Fall 2016 Lecture Series: John McCaskey Delivers “Inductio: The Medieval Transmission and Humanist Solution to the Scandal of Philosophy”

This past 6 December, 2016-2017 Medieval Fellow Dr. John McCaskey delivered his lecture “Inductio: The Medieval Transmission and Humanist Solution to the Scandal of Philosophy,” concluding this semester’s Medieval Studies lecture series.  Addressing the textual transmission of the concept of inductive reasoning from Aristotle and Socrates through Scholastic thinkers and into the Renaissance, McCaskey presented medieval thinkers as reinterpreting the Aristotelian definition of inductive reasoning so as to create a new form of philosophical analysis, which, though perhaps contrary to the original intention of Aristotle, stood as a unique form unto itself.

While Aristotle and, later, the Italian humanists who reexamined his work and thought, understood induction to be a process of enumeration, scholastics and Neo-Platonists, McCaskey believes, understood induction to be a process equating to deduction.  According to McCaskey, medieval thinkers approached inductive reasoning as a process of narrowing down the nature of what something is by what traits it shares in common with something else.  Classical and Renaissance thinkers, conversely, approached induction as defining what something is by understanding what it does in relation to what other similar things do.  Using the example of magnets attaching or not attaching themselves to an iron rod, McCaskey described this difference by showing that we can define a magnet according to its appearance being similar to other magnets or according to whether a magnet actually is attracted to the iron rod.  The difference is in how we define a magnet: is it a thing that does what all magnets are supposed to do, or is a magnet that which appears to be a magnet, regardless of actual function?  This difference in interpretation between Classical and Humanist and Medieval thinkers McCaskey largely attributes to alterations and items lost in the 500 years of translation of Aristotelian and Socratic texts as they made their way from Greek to Syriac, to Arabic, then Hebrew, and finally Latin.

The Centre would like to thank Dr. McCaskey for his lecture and for ending the semester’s lecture series on such an engaging note.

Introducing Alice Ramos, Visiting Fellow at the CMS Fall 2015

Alice Ramos is Professor of Philosophy at St. John’s University in Queens, New York.

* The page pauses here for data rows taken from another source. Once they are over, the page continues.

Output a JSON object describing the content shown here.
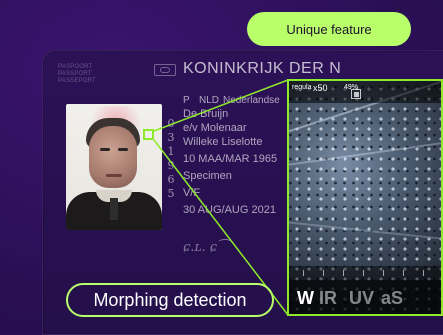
{
  "badges": {
    "unique_feature": "Unique feature",
    "morphing_detection": "Morphing detection"
  },
  "passport": {
    "doc_labels": [
      "PASPOORT",
      "PASSPORT",
      "PASSEPORT"
    ],
    "country_title": "KONINKRIJK DER N",
    "type": "P",
    "code": "NLD",
    "nationality": "Nederlandse",
    "surname": "De Bruijn",
    "spouse": "e/v Molenaar",
    "given_names": "Willeke Liselotte",
    "birth_date": "10 MAA/MAR 1965",
    "birth_place": "Specimen",
    "sex": "V/F",
    "expiry": "30 AUG/AUG 2021",
    "vertical_digits": [
      "0",
      "3",
      "1",
      "9",
      "6",
      "5"
    ],
    "signature": "ɕ.ʟ. ɕ⁀"
  },
  "magnifier": {
    "mode_label": "regula",
    "zoom": "x50",
    "percent": "49%",
    "modes": [
      "W",
      "IR",
      "UV",
      "aS"
    ],
    "active_mode": "W",
    "colors": {
      "highlight": "#8eea2a",
      "badge": "#b8ff6a",
      "bg": "#2a0f55"
    }
  }
}
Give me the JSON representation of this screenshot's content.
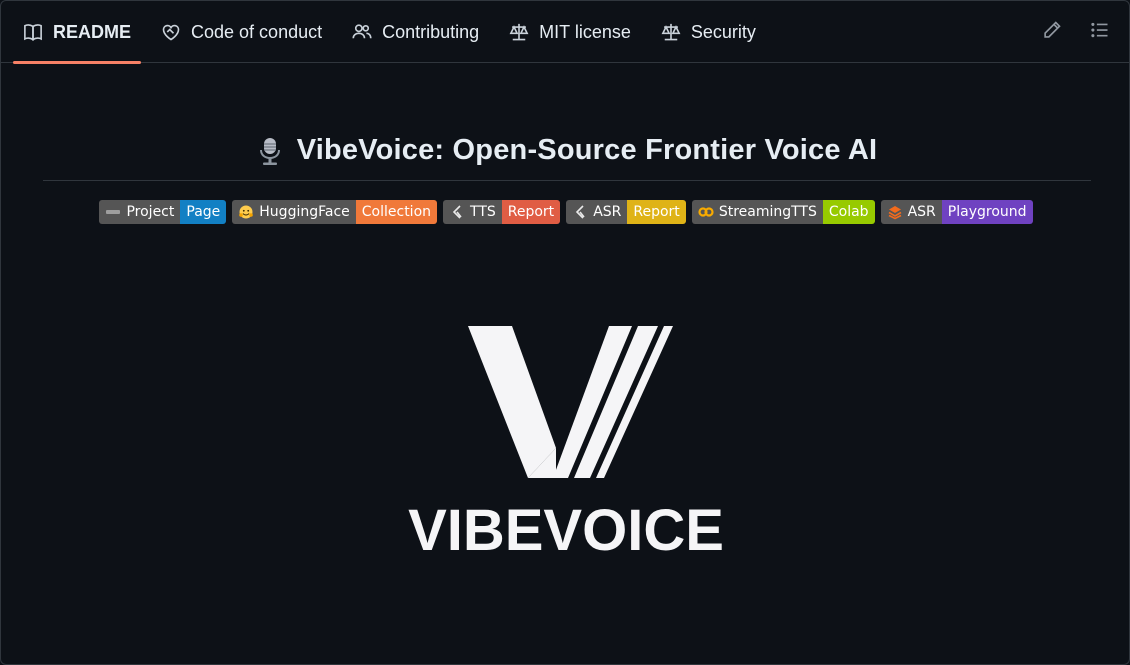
{
  "tabs": [
    {
      "label": "README",
      "icon": "book-icon",
      "active": true
    },
    {
      "label": "Code of conduct",
      "icon": "heart-handshake-icon",
      "active": false
    },
    {
      "label": "Contributing",
      "icon": "people-icon",
      "active": false
    },
    {
      "label": "MIT license",
      "icon": "law-icon",
      "active": false
    },
    {
      "label": "Security",
      "icon": "law-icon",
      "active": false
    }
  ],
  "toolbar": {
    "edit_icon": "pencil-icon",
    "outline_icon": "list-unordered-icon"
  },
  "heading": {
    "emoji": "studio-microphone-icon",
    "title": "VibeVoice: Open-Source Frontier Voice AI"
  },
  "badges": [
    {
      "label": "Project",
      "message": "Page",
      "color": "#1280c4",
      "icon": "project-logo-icon"
    },
    {
      "label": "HuggingFace",
      "message": "Collection",
      "color": "#f0793a",
      "icon": "hugging-face-icon"
    },
    {
      "label": "TTS",
      "message": "Report",
      "color": "#e05d44",
      "icon": "arxiv-icon"
    },
    {
      "label": "ASR",
      "message": "Report",
      "color": "#dfb317",
      "icon": "arxiv-icon"
    },
    {
      "label": "StreamingTTS",
      "message": "Colab",
      "color": "#97ca00",
      "icon": "colab-icon"
    },
    {
      "label": "ASR",
      "message": "Playground",
      "color": "#6f42c1",
      "icon": "stack-icon"
    }
  ],
  "logo": {
    "wordmark": "VIBEVOICE"
  },
  "colors": {
    "background": "#0d1117",
    "border": "#30363d",
    "active_tab": "#f78166",
    "text": "#e6edf3"
  }
}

She holds a Ph.D. in Philosophy from the University of Navarra in Spain and a Ph.D. in French Literature from New York University. Her publications include a recent book titled Dynamic Transcendentals: Truth, Goodness, and Beauty from a Thomistic Perspective (Washington, D.C.: The Catholic University of America Press, May 2012), two edited books for the American Maritain Association: Beauty, Art, and the Polis (2000) and Faith, Scholarship, and Culture in the 21st Century (co-edited with Marie I. George, 2002), a book written in Spanish titled Signum: De la semiótica universal a la metafísica del signo (EUNSA, 1987), and over sixty articles in areas such as Thomistic metaphysics and ethics, Christian anthropology, and Kantian ethical theology. alie_ramos_philosophy_260x160She is the recipient of grants for scholarly work both in the United States and in Europe. She is a past president of the American Maritain Association (2002-2004) and has served several terms on the executive council of the American Catholic Philosophical Association.

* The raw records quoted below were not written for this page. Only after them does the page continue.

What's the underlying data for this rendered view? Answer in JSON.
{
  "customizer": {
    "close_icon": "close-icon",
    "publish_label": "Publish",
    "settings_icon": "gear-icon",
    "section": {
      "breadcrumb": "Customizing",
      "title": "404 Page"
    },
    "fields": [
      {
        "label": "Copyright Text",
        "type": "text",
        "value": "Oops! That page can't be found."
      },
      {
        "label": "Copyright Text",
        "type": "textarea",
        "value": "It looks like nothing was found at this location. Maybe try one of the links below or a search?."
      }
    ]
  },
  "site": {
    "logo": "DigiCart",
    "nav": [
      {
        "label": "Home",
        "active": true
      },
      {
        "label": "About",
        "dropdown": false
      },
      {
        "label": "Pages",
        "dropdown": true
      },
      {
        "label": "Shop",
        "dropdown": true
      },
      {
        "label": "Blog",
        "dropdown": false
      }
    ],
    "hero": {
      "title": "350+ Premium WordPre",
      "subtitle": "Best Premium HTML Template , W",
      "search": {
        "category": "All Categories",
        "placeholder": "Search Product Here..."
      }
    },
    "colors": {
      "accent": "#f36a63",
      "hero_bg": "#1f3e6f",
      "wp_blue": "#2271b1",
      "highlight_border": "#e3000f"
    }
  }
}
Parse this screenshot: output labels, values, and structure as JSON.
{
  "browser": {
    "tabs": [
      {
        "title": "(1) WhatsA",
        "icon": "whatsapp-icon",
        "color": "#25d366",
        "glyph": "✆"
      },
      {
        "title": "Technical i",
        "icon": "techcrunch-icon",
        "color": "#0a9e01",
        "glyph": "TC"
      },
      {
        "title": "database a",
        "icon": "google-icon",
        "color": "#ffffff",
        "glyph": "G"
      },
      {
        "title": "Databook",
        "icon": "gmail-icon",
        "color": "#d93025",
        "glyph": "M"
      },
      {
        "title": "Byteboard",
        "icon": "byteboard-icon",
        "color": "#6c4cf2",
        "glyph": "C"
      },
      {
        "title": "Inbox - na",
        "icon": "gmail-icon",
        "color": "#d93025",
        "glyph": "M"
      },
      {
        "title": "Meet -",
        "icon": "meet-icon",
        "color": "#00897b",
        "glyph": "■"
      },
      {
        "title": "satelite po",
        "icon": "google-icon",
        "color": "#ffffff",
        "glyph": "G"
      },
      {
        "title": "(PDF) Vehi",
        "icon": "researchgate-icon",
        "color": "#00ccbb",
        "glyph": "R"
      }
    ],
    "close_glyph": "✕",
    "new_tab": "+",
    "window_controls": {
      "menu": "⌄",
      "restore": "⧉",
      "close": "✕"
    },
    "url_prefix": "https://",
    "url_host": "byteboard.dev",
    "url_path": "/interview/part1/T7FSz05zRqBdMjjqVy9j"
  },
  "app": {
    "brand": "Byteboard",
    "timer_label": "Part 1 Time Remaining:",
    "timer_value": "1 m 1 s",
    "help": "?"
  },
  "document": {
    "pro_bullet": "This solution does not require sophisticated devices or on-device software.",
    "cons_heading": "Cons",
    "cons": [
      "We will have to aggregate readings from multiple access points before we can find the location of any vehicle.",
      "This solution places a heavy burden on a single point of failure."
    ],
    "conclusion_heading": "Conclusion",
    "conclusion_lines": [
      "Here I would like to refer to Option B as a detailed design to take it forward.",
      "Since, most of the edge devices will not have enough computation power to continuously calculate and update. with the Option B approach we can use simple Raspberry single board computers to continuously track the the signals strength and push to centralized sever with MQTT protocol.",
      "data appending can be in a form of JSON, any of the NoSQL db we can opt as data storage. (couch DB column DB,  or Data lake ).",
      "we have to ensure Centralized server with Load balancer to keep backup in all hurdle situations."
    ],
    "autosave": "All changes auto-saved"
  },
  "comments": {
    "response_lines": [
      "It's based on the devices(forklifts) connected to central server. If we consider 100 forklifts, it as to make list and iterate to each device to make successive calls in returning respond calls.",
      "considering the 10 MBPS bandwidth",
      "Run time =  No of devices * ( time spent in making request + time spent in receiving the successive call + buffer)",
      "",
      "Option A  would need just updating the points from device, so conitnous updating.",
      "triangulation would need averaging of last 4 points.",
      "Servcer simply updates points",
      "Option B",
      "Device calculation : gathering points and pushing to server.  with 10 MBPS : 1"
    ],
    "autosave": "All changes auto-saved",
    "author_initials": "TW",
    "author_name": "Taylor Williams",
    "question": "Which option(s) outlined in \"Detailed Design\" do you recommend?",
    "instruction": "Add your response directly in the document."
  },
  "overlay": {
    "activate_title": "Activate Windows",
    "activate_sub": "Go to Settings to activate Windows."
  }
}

Her present research project deals with the relationship between the thought of Thomas Aquinas with the twentieth-century German philosopher Hans-Georg Gadamer. Recent scholarship on Hans-Georg Gadamer has focused its attention on a brief but dense section of Gadamer’s magnum opus Truth and Method where he speaks of “language and verbum.” For Gadamer, the encounter of the Greek logos with the Christian idea of the Incarnation and the theological doctrine of the Trinity constitutes an event that does justice to the being of language and prevents the forgetfulness of language in Western thought. Her contribution to this inquiry extends this insight by focusing on how Gadamer’s thought can be enriched by reference to the perspective of a medieval thinker such as Aquinas, who offers key hermeneutic principles for a continuation in our present times of the fundamental intuitions of Gadamer regarding language and verbum. She is presently working on a part of her project which attempts to articulate the relationship between language, being, and beauty, while also working out its metaphysical foundation.

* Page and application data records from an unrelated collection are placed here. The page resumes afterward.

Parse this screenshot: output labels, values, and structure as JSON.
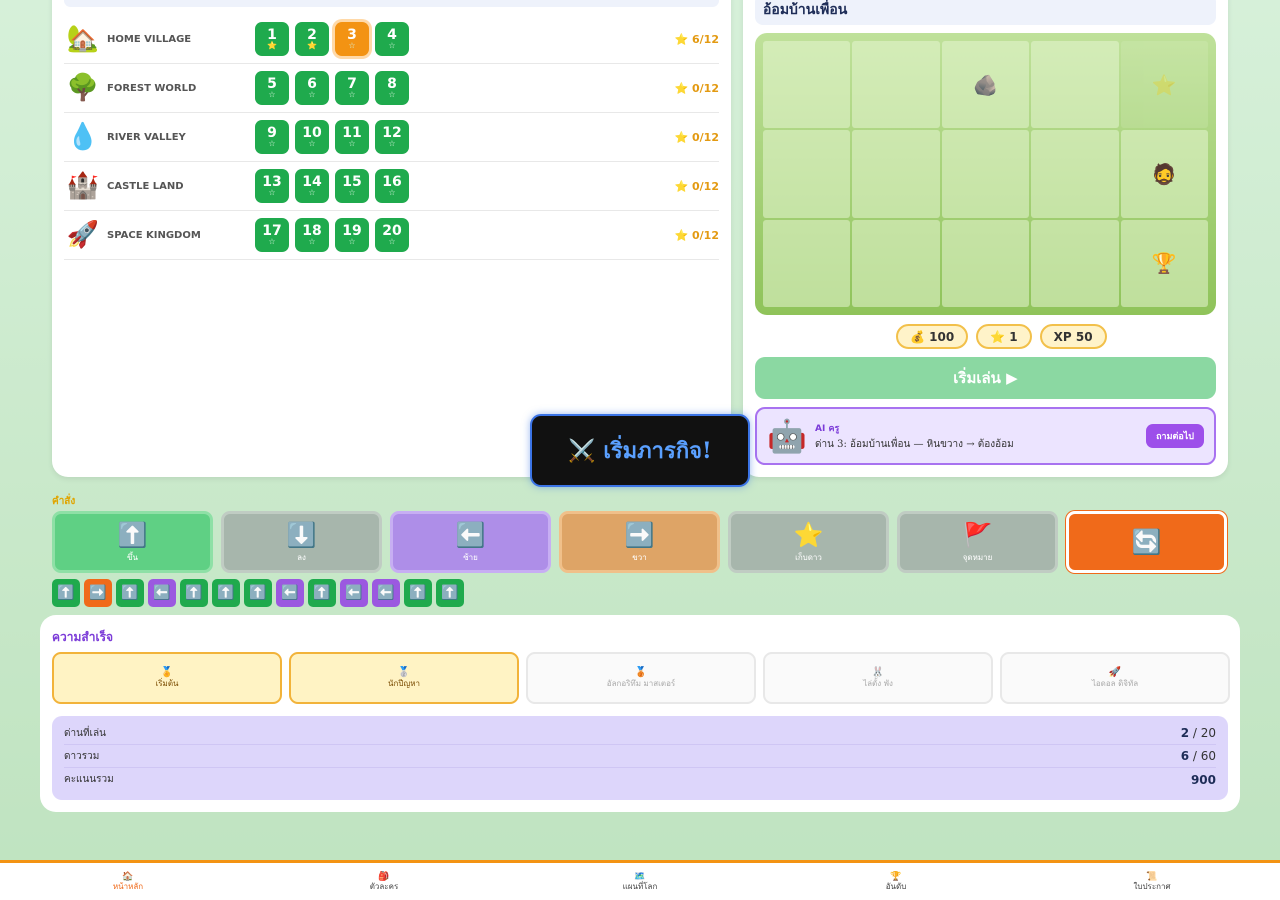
{
  "worlds": [
    {
      "icon": "🏡",
      "name": "HOME VILLAGE",
      "stars": "⭐ 6/12",
      "levels": [
        {
          "num": "1",
          "star": "⭐",
          "on": true,
          "current": false
        },
        {
          "num": "2",
          "star": "⭐",
          "on": true,
          "current": false
        },
        {
          "num": "3",
          "star": "☆",
          "on": false,
          "current": true
        },
        {
          "num": "4",
          "star": "☆",
          "on": false,
          "current": false
        }
      ]
    },
    {
      "icon": "🌳",
      "name": "FOREST WORLD",
      "stars": "⭐ 0/12",
      "levels": [
        {
          "num": "5",
          "star": "☆"
        },
        {
          "num": "6",
          "star": "☆"
        },
        {
          "num": "7",
          "star": "☆"
        },
        {
          "num": "8",
          "star": "☆"
        }
      ]
    },
    {
      "icon": "💧",
      "name": "RIVER VALLEY",
      "stars": "⭐ 0/12",
      "levels": [
        {
          "num": "9",
          "star": "☆"
        },
        {
          "num": "10",
          "star": "☆"
        },
        {
          "num": "11",
          "star": "☆"
        },
        {
          "num": "12",
          "star": "☆"
        }
      ]
    },
    {
      "icon": "🏰",
      "name": "CASTLE LAND",
      "stars": "⭐ 0/12",
      "levels": [
        {
          "num": "13",
          "star": "☆"
        },
        {
          "num": "14",
          "star": "☆"
        },
        {
          "num": "15",
          "star": "☆"
        },
        {
          "num": "16",
          "star": "☆"
        }
      ]
    },
    {
      "icon": "🚀",
      "name": "SPACE KINGDOM",
      "stars": "⭐ 0/12",
      "levels": [
        {
          "num": "17",
          "star": "☆"
        },
        {
          "num": "18",
          "star": "☆"
        },
        {
          "num": "19",
          "star": "☆"
        },
        {
          "num": "20",
          "star": "☆"
        }
      ]
    }
  ],
  "map": {
    "title": "อ้อมบ้านเพื่อน",
    "cells": [
      "",
      "",
      "🪨",
      "",
      "⭐",
      "",
      "",
      "",
      "",
      "🧔",
      "",
      "",
      "",
      "",
      "🏆"
    ],
    "faint_cells": [
      4
    ]
  },
  "rewards": {
    "coins": "💰 100",
    "stars": "⭐ 1",
    "xp": "XP 50"
  },
  "play_label": "เริ่มเล่น ▶",
  "ai": {
    "robot": "🤖",
    "name": "AI ครู",
    "message": "ด่าน 3: อ้อมบ้านเพื่อน — หินขวาง → ต้องอ้อม",
    "ask_label": "ถามต่อไป"
  },
  "toast": "⚔️ เริ่มภารกิจ!",
  "commands_label": "คำสั่ง",
  "commands": [
    {
      "cls": "up",
      "icon": "⬆️",
      "label": "ขึ้น"
    },
    {
      "cls": "down",
      "icon": "⬇️",
      "label": "ลง"
    },
    {
      "cls": "left",
      "icon": "⬅️",
      "label": "ซ้าย"
    },
    {
      "cls": "right",
      "icon": "➡️",
      "label": "ขวา"
    },
    {
      "cls": "star",
      "icon": "⭐",
      "label": "เก็บดาว"
    },
    {
      "cls": "flag",
      "icon": "🚩",
      "label": "จุดหมาย"
    },
    {
      "cls": "reset",
      "icon": "🔄",
      "label": ""
    }
  ],
  "sequence": [
    {
      "c": "g",
      "i": "⬆️"
    },
    {
      "c": "o",
      "i": "➡️"
    },
    {
      "c": "g",
      "i": "⬆️"
    },
    {
      "c": "p",
      "i": "⬅️"
    },
    {
      "c": "g",
      "i": "⬆️"
    },
    {
      "c": "g",
      "i": "⬆️"
    },
    {
      "c": "g",
      "i": "⬆️"
    },
    {
      "c": "p",
      "i": "⬅️"
    },
    {
      "c": "g",
      "i": "⬆️"
    },
    {
      "c": "p",
      "i": "⬅️"
    },
    {
      "c": "p",
      "i": "⬅️"
    },
    {
      "c": "g",
      "i": "⬆️"
    },
    {
      "c": "g",
      "i": "⬆️"
    }
  ],
  "achievements_title": "ความสำเร็จ",
  "achievements": [
    {
      "icon": "🏅",
      "label": "เริ่มต้น",
      "on": true
    },
    {
      "icon": "🥈",
      "label": "นักปีญหา",
      "on": true
    },
    {
      "icon": "🥉",
      "label": "อัลกอริทึม มาสเตอร์",
      "on": false
    },
    {
      "icon": "🐰",
      "label": "ไล่ตั้ง พัง",
      "on": false
    },
    {
      "icon": "🚀",
      "label": "ไอดอล ดิจิทัล",
      "on": false
    }
  ],
  "stats": [
    {
      "label": "ด่านที่เล่น",
      "value": "2",
      "total": " / 20"
    },
    {
      "label": "ดาวรวม",
      "value": "6",
      "total": " / 60"
    },
    {
      "label": "คะแนนรวม",
      "value": "900",
      "total": ""
    }
  ],
  "nav": [
    {
      "icon": "🏠",
      "label": "หน้าหลัก",
      "active": true
    },
    {
      "icon": "🎒",
      "label": "ตัวละคร",
      "active": false
    },
    {
      "icon": "🗺️",
      "label": "แผนที่โลก",
      "active": false
    },
    {
      "icon": "🏆",
      "label": "อันดับ",
      "active": false
    },
    {
      "icon": "📜",
      "label": "ใบประกาศ",
      "active": false
    }
  ]
}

We welcome Dr. Ramos to the Center for Medieval Studies and look forward to collaborating with her in the coming months!